Or, How A Novel from 1985 and a Movie from Last Year are Related in My Head
Had an opportunity to rewatch The Last Jedi yesterday and noticed something that made the plot make better sense.
One of the things that annoyed me about the B-Plot was how Vice Admiral Pink-Hair’s escape plan ends up being incredibly non-functional. Like, your entire idea was to let the big ships get blown up and hope they don’t notice the escape pods? Isn’t noticing escape pods something the Empire/First Order generally does?
But on the rewatch, I noticed that the First Order only notices this because Benicio del Twitchy tells them that. And he does that because they got caught. So if Poe had never sent Finn and Rose on that wild goose chase, the plan would have had a better chance of working.
Okay. That makes better sense now. I don’t quite know how I missed that in the theater, but it does make things fit better.
Had a similar experience reading the end of Less Than Zero on Saturday. My existing Goodreads review of the novel is as follows:
Less Than Zero by Bret Easton Ellis
My rating: 3 of 5 stars
I really don’t know if I like this book or not.
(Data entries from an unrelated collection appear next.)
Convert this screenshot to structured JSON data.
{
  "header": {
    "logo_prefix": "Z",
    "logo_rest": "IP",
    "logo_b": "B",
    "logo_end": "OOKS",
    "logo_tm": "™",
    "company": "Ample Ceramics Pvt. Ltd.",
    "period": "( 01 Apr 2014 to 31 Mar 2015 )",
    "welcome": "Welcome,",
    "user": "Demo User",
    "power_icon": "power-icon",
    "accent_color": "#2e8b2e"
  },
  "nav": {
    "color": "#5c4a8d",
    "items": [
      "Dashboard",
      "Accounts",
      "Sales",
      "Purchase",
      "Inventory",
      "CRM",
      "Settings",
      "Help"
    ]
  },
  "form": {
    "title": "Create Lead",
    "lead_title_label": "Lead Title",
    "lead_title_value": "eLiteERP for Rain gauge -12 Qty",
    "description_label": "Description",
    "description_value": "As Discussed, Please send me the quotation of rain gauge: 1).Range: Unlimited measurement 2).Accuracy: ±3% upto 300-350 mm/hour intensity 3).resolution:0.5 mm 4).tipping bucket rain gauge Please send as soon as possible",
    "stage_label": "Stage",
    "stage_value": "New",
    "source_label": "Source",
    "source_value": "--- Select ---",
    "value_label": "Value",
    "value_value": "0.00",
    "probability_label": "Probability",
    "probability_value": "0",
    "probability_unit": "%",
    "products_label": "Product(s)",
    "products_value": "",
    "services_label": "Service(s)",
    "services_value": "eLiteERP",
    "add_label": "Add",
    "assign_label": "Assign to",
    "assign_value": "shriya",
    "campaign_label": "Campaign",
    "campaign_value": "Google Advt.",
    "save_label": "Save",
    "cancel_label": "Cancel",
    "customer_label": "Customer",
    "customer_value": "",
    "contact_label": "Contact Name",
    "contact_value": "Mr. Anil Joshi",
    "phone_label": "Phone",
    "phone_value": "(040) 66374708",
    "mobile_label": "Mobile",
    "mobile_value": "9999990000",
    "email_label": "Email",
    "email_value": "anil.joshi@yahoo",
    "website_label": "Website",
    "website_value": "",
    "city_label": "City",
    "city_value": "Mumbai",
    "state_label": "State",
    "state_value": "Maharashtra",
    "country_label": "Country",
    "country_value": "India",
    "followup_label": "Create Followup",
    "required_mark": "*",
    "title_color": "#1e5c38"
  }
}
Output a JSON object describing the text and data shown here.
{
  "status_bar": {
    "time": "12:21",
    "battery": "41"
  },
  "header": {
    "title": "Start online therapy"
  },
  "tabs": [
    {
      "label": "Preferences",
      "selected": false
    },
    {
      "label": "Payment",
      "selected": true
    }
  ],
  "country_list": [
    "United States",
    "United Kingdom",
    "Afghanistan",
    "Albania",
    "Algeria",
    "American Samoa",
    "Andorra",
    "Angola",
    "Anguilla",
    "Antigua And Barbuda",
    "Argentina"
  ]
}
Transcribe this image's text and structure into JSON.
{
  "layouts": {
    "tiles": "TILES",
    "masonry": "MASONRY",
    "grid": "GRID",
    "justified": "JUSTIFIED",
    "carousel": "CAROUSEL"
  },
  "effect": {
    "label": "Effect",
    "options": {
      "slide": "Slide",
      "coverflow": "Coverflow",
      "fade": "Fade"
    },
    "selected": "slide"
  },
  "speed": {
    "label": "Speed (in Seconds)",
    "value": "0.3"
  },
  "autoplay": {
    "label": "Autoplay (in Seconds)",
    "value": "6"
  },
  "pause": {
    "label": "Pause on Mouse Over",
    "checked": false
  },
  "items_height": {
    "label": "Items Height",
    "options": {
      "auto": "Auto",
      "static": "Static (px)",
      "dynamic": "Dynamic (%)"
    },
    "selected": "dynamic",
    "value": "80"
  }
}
It weaves a compelling, melancholy vision, that much is certain. But it does so within the first few pages, and then it doesn’t really do anything else. There doesn’t seem to be anything like an arc or even much of a plot. Because to have these things you need a conflict, and this novel’s protagonist seems to lack any semblance of emotional ties to anything. Which, of course, us the point. But it does repeat after the first hundred pages.
Supposedly Ellis hated the movie version, and one can see why: the film barely resembles the book at all. But how else this story becomes a movie is beyond me.
And the Encounter with Nihilism is not the less present on the re-read. But I caught a scene on the end, perhaps glossed over before, in which the protagonist Clay is forced by sorta-girlfriend Blair to confront his emotional coldness. And he sort of does. Now, as typical with Ellis, this confrontation brings no catharsis. Indeed, in the next scene, the same two characters are right back in the thicket of her neediness and his dysfunction as though the previous scene had not happened. Because Confronting your Reality doesn’t always pay off in real life like it does in literature. Still, the protagonist approaching Awareness of his situation, rather than simply inhabiting it like a ghost in a mausoleum, does put a kind of capstone on the book.
All of which speaks to the need to read/watch things more than once. Because the detail you missed can be the detail that changes your perception.